> Problem details: Which of the lines below holds the string "right"? Copy every line that does.

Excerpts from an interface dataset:
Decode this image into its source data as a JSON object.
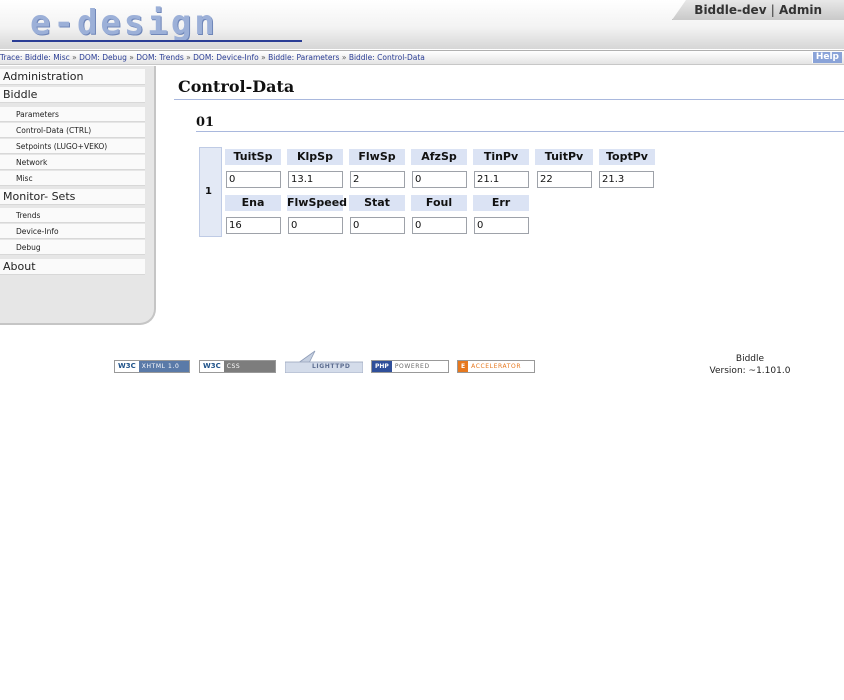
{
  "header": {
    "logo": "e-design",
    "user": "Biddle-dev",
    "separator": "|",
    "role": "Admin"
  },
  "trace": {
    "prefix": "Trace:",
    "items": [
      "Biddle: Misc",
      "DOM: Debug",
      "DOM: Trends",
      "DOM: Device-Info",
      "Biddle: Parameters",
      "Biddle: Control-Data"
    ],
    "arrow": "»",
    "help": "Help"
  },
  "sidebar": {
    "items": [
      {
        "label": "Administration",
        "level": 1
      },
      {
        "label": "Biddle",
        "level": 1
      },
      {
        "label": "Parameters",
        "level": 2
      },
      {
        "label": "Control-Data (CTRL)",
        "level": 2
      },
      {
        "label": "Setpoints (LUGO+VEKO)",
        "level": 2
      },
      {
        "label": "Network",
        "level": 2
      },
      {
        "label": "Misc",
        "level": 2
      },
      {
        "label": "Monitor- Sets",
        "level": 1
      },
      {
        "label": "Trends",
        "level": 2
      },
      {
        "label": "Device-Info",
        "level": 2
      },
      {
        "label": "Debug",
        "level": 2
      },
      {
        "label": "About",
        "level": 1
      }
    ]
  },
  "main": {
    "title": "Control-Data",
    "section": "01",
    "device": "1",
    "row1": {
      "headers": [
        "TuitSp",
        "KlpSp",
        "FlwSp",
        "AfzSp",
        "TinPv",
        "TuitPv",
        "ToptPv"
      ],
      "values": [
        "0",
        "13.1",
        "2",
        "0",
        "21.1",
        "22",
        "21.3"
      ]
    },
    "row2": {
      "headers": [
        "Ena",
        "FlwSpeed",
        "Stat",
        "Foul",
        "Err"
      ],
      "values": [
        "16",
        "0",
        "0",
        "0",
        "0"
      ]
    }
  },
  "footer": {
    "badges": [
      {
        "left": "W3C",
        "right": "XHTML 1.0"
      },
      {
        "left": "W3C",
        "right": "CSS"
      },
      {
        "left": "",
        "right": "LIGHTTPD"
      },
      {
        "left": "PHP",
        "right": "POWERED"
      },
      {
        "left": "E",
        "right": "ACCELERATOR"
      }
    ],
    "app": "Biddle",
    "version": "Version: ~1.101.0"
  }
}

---

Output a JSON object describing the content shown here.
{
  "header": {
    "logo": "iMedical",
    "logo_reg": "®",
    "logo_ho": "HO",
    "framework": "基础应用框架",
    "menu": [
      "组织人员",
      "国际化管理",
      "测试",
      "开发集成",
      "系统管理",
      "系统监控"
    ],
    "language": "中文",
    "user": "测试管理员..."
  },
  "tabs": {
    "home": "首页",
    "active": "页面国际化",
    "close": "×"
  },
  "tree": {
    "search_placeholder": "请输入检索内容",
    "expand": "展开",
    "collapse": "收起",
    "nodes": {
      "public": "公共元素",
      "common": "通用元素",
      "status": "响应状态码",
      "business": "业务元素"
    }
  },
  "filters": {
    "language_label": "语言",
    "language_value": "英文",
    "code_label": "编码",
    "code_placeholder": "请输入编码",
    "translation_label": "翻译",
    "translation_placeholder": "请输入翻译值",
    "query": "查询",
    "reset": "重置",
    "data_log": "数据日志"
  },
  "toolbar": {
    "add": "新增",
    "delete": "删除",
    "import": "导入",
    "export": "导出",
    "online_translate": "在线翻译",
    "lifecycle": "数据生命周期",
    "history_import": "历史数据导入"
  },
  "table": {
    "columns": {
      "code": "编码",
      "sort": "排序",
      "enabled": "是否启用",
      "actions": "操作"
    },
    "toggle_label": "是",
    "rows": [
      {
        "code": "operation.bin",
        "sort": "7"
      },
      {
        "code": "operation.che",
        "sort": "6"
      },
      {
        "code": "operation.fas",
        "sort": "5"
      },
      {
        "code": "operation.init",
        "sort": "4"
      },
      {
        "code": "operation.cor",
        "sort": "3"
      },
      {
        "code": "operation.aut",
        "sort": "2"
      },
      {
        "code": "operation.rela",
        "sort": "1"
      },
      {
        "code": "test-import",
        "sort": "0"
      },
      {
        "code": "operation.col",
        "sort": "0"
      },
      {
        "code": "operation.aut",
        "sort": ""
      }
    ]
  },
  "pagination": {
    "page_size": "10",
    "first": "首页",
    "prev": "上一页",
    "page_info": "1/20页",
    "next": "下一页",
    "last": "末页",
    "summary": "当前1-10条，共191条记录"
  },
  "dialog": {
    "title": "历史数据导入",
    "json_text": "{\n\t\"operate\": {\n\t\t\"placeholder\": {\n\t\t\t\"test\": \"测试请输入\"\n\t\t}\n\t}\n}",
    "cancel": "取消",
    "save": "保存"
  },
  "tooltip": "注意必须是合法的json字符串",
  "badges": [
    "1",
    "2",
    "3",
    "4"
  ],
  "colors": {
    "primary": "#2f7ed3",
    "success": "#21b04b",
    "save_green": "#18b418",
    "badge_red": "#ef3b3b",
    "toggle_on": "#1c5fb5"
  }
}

> Problem solution:
        "right": "XHTML 1.0"
        "right": "CSS"
        "right": "LIGHTTPD"
        "right": "POWERED"
        "right": "ACCELERATOR"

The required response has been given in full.